PROBLEM TO WORK ON: Go through the data below and gather each line containing "text".

(EXERCISE DATA)

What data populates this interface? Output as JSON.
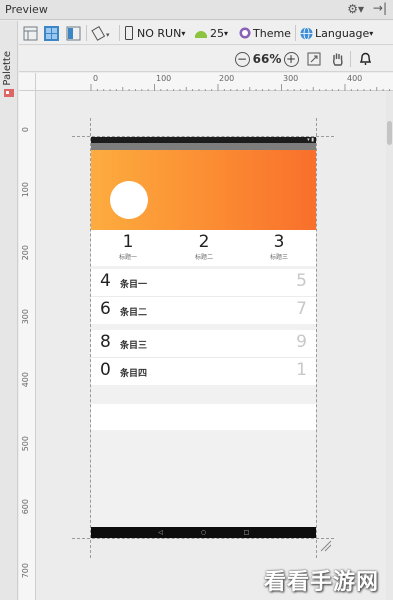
{
  "window": {
    "title": "Preview"
  },
  "palette": {
    "label": "Palette"
  },
  "toolbar": {
    "run_config": "NO RUN",
    "api_level": "25",
    "theme": "Theme",
    "language": "Language"
  },
  "zoom": {
    "level": "66%"
  },
  "ruler": {
    "h_labels": [
      "0",
      "100",
      "200",
      "300",
      "400"
    ],
    "v_labels": [
      "0",
      "100",
      "200",
      "300",
      "400",
      "500",
      "600",
      "700"
    ]
  },
  "app": {
    "header_gradient": [
      "#fdac3f",
      "#f96f2c"
    ],
    "stats": [
      {
        "value": "1",
        "label": "标题一"
      },
      {
        "value": "2",
        "label": "标题二"
      },
      {
        "value": "3",
        "label": "标题三"
      }
    ],
    "group1": [
      {
        "left": "4",
        "text": "条目一",
        "right": "5"
      },
      {
        "left": "6",
        "text": "条目二",
        "right": "7"
      }
    ],
    "group2": [
      {
        "left": "8",
        "text": "条目三",
        "right": "9"
      },
      {
        "left": "0",
        "text": "条目四",
        "right": "1"
      }
    ]
  },
  "watermark": {
    "text": "看看手游网"
  }
}
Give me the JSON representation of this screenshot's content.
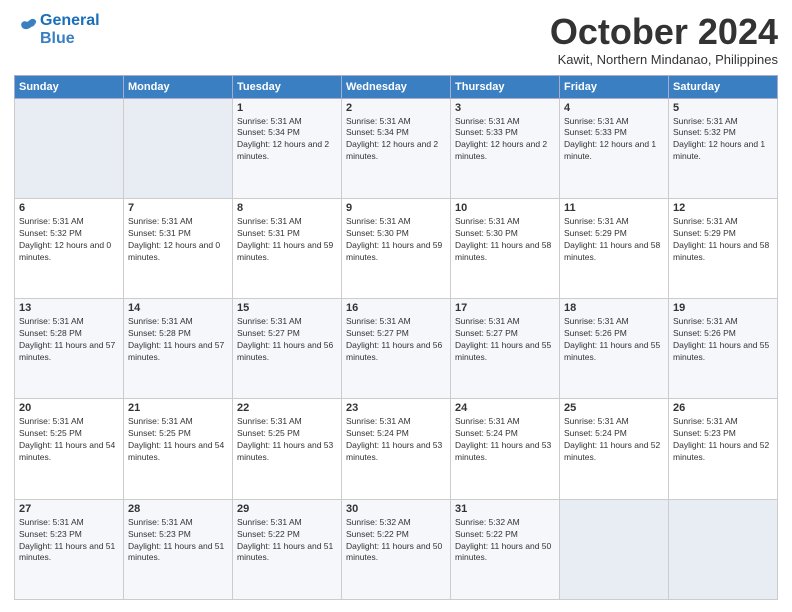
{
  "header": {
    "logo_line1": "General",
    "logo_line2": "Blue",
    "month_title": "October 2024",
    "location": "Kawit, Northern Mindanao, Philippines"
  },
  "days_of_week": [
    "Sunday",
    "Monday",
    "Tuesday",
    "Wednesday",
    "Thursday",
    "Friday",
    "Saturday"
  ],
  "weeks": [
    [
      {
        "day": "",
        "empty": true
      },
      {
        "day": "",
        "empty": true
      },
      {
        "day": "1",
        "sunrise": "Sunrise: 5:31 AM",
        "sunset": "Sunset: 5:34 PM",
        "daylight": "Daylight: 12 hours and 2 minutes."
      },
      {
        "day": "2",
        "sunrise": "Sunrise: 5:31 AM",
        "sunset": "Sunset: 5:34 PM",
        "daylight": "Daylight: 12 hours and 2 minutes."
      },
      {
        "day": "3",
        "sunrise": "Sunrise: 5:31 AM",
        "sunset": "Sunset: 5:33 PM",
        "daylight": "Daylight: 12 hours and 2 minutes."
      },
      {
        "day": "4",
        "sunrise": "Sunrise: 5:31 AM",
        "sunset": "Sunset: 5:33 PM",
        "daylight": "Daylight: 12 hours and 1 minute."
      },
      {
        "day": "5",
        "sunrise": "Sunrise: 5:31 AM",
        "sunset": "Sunset: 5:32 PM",
        "daylight": "Daylight: 12 hours and 1 minute."
      }
    ],
    [
      {
        "day": "6",
        "sunrise": "Sunrise: 5:31 AM",
        "sunset": "Sunset: 5:32 PM",
        "daylight": "Daylight: 12 hours and 0 minutes."
      },
      {
        "day": "7",
        "sunrise": "Sunrise: 5:31 AM",
        "sunset": "Sunset: 5:31 PM",
        "daylight": "Daylight: 12 hours and 0 minutes."
      },
      {
        "day": "8",
        "sunrise": "Sunrise: 5:31 AM",
        "sunset": "Sunset: 5:31 PM",
        "daylight": "Daylight: 11 hours and 59 minutes."
      },
      {
        "day": "9",
        "sunrise": "Sunrise: 5:31 AM",
        "sunset": "Sunset: 5:30 PM",
        "daylight": "Daylight: 11 hours and 59 minutes."
      },
      {
        "day": "10",
        "sunrise": "Sunrise: 5:31 AM",
        "sunset": "Sunset: 5:30 PM",
        "daylight": "Daylight: 11 hours and 58 minutes."
      },
      {
        "day": "11",
        "sunrise": "Sunrise: 5:31 AM",
        "sunset": "Sunset: 5:29 PM",
        "daylight": "Daylight: 11 hours and 58 minutes."
      },
      {
        "day": "12",
        "sunrise": "Sunrise: 5:31 AM",
        "sunset": "Sunset: 5:29 PM",
        "daylight": "Daylight: 11 hours and 58 minutes."
      }
    ],
    [
      {
        "day": "13",
        "sunrise": "Sunrise: 5:31 AM",
        "sunset": "Sunset: 5:28 PM",
        "daylight": "Daylight: 11 hours and 57 minutes."
      },
      {
        "day": "14",
        "sunrise": "Sunrise: 5:31 AM",
        "sunset": "Sunset: 5:28 PM",
        "daylight": "Daylight: 11 hours and 57 minutes."
      },
      {
        "day": "15",
        "sunrise": "Sunrise: 5:31 AM",
        "sunset": "Sunset: 5:27 PM",
        "daylight": "Daylight: 11 hours and 56 minutes."
      },
      {
        "day": "16",
        "sunrise": "Sunrise: 5:31 AM",
        "sunset": "Sunset: 5:27 PM",
        "daylight": "Daylight: 11 hours and 56 minutes."
      },
      {
        "day": "17",
        "sunrise": "Sunrise: 5:31 AM",
        "sunset": "Sunset: 5:27 PM",
        "daylight": "Daylight: 11 hours and 55 minutes."
      },
      {
        "day": "18",
        "sunrise": "Sunrise: 5:31 AM",
        "sunset": "Sunset: 5:26 PM",
        "daylight": "Daylight: 11 hours and 55 minutes."
      },
      {
        "day": "19",
        "sunrise": "Sunrise: 5:31 AM",
        "sunset": "Sunset: 5:26 PM",
        "daylight": "Daylight: 11 hours and 55 minutes."
      }
    ],
    [
      {
        "day": "20",
        "sunrise": "Sunrise: 5:31 AM",
        "sunset": "Sunset: 5:25 PM",
        "daylight": "Daylight: 11 hours and 54 minutes."
      },
      {
        "day": "21",
        "sunrise": "Sunrise: 5:31 AM",
        "sunset": "Sunset: 5:25 PM",
        "daylight": "Daylight: 11 hours and 54 minutes."
      },
      {
        "day": "22",
        "sunrise": "Sunrise: 5:31 AM",
        "sunset": "Sunset: 5:25 PM",
        "daylight": "Daylight: 11 hours and 53 minutes."
      },
      {
        "day": "23",
        "sunrise": "Sunrise: 5:31 AM",
        "sunset": "Sunset: 5:24 PM",
        "daylight": "Daylight: 11 hours and 53 minutes."
      },
      {
        "day": "24",
        "sunrise": "Sunrise: 5:31 AM",
        "sunset": "Sunset: 5:24 PM",
        "daylight": "Daylight: 11 hours and 53 minutes."
      },
      {
        "day": "25",
        "sunrise": "Sunrise: 5:31 AM",
        "sunset": "Sunset: 5:24 PM",
        "daylight": "Daylight: 11 hours and 52 minutes."
      },
      {
        "day": "26",
        "sunrise": "Sunrise: 5:31 AM",
        "sunset": "Sunset: 5:23 PM",
        "daylight": "Daylight: 11 hours and 52 minutes."
      }
    ],
    [
      {
        "day": "27",
        "sunrise": "Sunrise: 5:31 AM",
        "sunset": "Sunset: 5:23 PM",
        "daylight": "Daylight: 11 hours and 51 minutes."
      },
      {
        "day": "28",
        "sunrise": "Sunrise: 5:31 AM",
        "sunset": "Sunset: 5:23 PM",
        "daylight": "Daylight: 11 hours and 51 minutes."
      },
      {
        "day": "29",
        "sunrise": "Sunrise: 5:31 AM",
        "sunset": "Sunset: 5:22 PM",
        "daylight": "Daylight: 11 hours and 51 minutes."
      },
      {
        "day": "30",
        "sunrise": "Sunrise: 5:32 AM",
        "sunset": "Sunset: 5:22 PM",
        "daylight": "Daylight: 11 hours and 50 minutes."
      },
      {
        "day": "31",
        "sunrise": "Sunrise: 5:32 AM",
        "sunset": "Sunset: 5:22 PM",
        "daylight": "Daylight: 11 hours and 50 minutes."
      },
      {
        "day": "",
        "empty": true
      },
      {
        "day": "",
        "empty": true
      }
    ]
  ]
}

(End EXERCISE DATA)

ANSWER TO THIS PROBLEM:
        "text": "条目一",
        "text": "条目二",
        "text": "条目三",
        "text": "条目四",
    "text": "看看手游网"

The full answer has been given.